*TASK DETAILS:*
Among the entries below, count the lines with "Wavefront" in them and state the total without comment.

App and web page records
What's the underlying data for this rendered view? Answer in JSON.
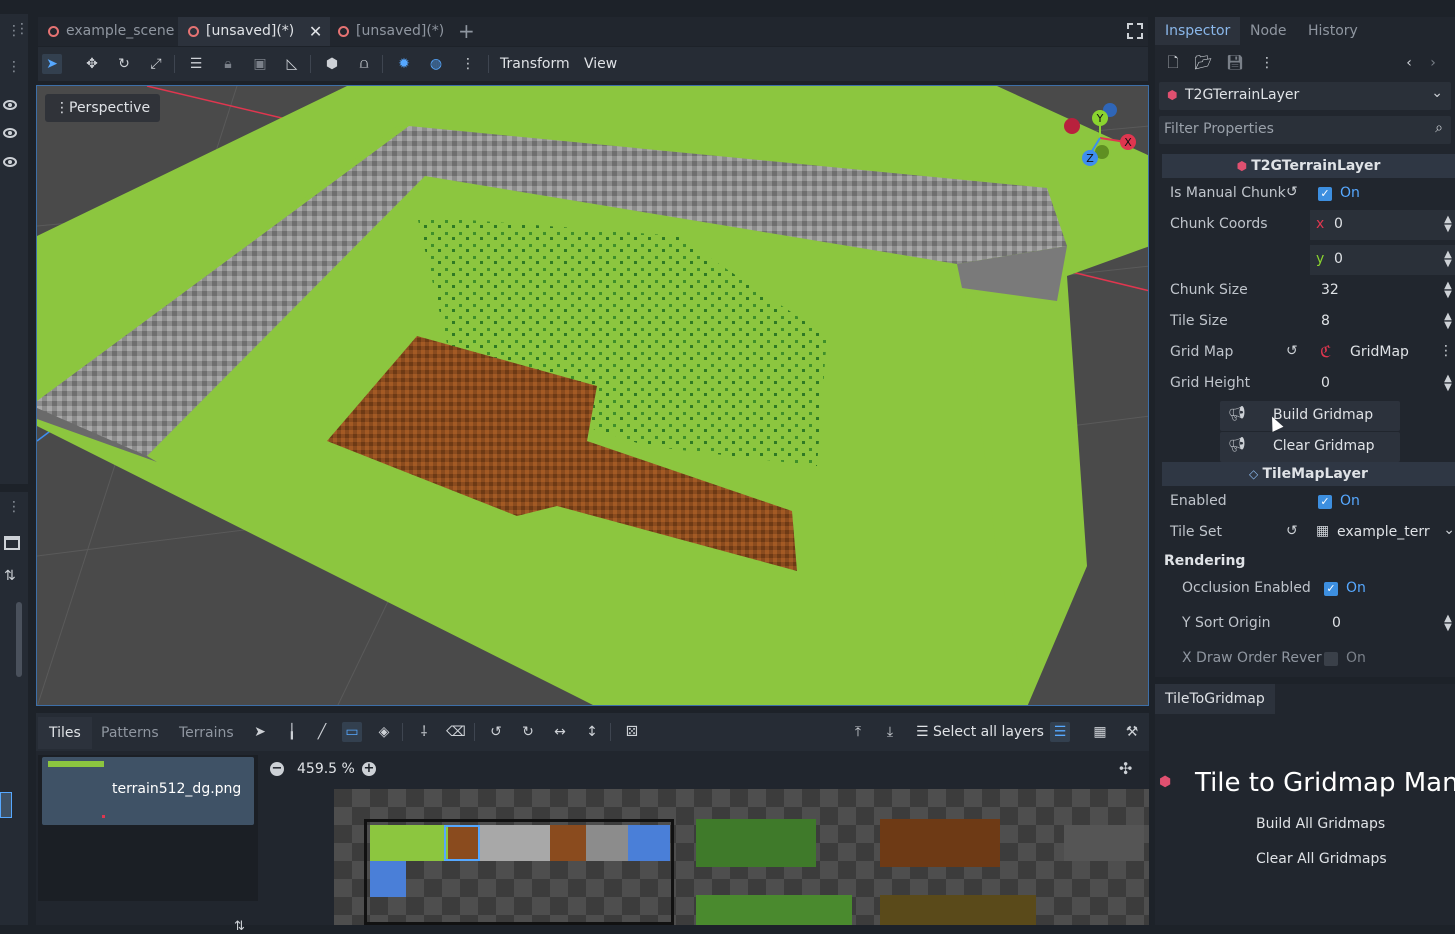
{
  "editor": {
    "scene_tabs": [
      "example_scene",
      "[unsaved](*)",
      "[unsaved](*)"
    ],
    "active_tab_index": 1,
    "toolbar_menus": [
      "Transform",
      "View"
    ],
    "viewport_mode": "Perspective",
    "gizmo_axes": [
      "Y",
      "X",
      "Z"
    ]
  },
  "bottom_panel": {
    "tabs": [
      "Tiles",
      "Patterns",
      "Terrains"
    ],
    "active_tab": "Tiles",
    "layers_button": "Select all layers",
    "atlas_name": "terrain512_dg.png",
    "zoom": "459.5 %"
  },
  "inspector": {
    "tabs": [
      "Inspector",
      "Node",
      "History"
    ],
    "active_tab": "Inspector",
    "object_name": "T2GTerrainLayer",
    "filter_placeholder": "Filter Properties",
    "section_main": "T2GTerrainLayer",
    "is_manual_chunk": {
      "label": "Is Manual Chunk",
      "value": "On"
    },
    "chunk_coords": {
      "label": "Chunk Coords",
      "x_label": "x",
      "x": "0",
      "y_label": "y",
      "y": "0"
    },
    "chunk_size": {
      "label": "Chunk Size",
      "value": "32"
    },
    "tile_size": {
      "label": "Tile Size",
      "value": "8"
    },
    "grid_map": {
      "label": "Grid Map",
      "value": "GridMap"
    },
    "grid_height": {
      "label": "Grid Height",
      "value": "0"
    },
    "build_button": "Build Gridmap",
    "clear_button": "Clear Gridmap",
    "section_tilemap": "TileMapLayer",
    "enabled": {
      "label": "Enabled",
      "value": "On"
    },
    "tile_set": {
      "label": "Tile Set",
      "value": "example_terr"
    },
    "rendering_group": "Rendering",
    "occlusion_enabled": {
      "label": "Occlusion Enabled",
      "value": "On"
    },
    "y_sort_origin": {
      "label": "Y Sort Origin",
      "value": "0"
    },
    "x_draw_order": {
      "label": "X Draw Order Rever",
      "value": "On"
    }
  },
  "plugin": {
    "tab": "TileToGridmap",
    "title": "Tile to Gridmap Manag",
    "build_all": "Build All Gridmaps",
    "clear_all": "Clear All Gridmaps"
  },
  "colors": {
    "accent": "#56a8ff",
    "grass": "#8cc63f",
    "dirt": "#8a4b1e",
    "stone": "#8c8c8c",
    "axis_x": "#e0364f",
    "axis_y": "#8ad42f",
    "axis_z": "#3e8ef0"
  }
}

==

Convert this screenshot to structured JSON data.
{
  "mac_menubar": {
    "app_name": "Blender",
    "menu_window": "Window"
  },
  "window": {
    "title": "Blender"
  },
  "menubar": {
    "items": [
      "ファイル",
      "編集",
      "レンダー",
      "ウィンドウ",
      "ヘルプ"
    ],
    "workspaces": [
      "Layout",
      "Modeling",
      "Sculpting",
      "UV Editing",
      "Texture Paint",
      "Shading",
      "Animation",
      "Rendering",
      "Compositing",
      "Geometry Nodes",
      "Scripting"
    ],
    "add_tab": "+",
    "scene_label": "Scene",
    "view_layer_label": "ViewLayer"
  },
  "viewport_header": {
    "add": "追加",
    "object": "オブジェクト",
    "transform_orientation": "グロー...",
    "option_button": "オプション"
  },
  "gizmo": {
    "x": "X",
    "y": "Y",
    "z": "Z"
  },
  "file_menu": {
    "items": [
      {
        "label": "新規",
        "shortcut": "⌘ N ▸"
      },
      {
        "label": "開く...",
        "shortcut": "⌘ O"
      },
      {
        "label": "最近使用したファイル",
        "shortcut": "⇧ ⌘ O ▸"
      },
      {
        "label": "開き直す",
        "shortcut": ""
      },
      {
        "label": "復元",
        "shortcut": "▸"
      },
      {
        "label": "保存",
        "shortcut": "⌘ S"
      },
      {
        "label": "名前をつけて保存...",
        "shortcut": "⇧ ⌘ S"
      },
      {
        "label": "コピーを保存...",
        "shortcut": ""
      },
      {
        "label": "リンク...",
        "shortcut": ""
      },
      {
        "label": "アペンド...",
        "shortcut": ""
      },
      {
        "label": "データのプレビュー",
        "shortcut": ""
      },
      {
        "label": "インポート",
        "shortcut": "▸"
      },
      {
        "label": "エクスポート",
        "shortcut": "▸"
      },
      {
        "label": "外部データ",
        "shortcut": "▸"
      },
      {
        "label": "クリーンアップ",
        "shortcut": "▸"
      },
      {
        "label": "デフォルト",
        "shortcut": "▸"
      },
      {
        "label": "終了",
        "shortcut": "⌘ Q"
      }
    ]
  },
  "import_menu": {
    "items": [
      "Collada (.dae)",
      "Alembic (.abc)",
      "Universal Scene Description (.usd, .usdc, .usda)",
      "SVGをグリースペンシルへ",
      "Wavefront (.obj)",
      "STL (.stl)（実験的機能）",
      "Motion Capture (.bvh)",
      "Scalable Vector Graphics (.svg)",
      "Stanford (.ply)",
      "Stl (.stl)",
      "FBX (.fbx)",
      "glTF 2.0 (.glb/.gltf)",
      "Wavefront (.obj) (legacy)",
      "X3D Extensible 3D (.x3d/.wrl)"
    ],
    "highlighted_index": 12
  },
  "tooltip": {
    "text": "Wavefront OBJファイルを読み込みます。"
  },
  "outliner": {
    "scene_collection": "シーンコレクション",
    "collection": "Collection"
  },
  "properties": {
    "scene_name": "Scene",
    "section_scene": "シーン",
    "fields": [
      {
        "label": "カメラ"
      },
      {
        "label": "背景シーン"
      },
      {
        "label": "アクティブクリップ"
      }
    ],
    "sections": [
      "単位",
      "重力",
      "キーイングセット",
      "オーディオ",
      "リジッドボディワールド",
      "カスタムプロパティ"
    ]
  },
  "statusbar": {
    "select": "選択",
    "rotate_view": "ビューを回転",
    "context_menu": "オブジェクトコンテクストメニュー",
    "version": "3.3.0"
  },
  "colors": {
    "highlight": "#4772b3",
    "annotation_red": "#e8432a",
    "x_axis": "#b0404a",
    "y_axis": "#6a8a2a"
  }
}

*RESPONSE TO THE TASK:*
3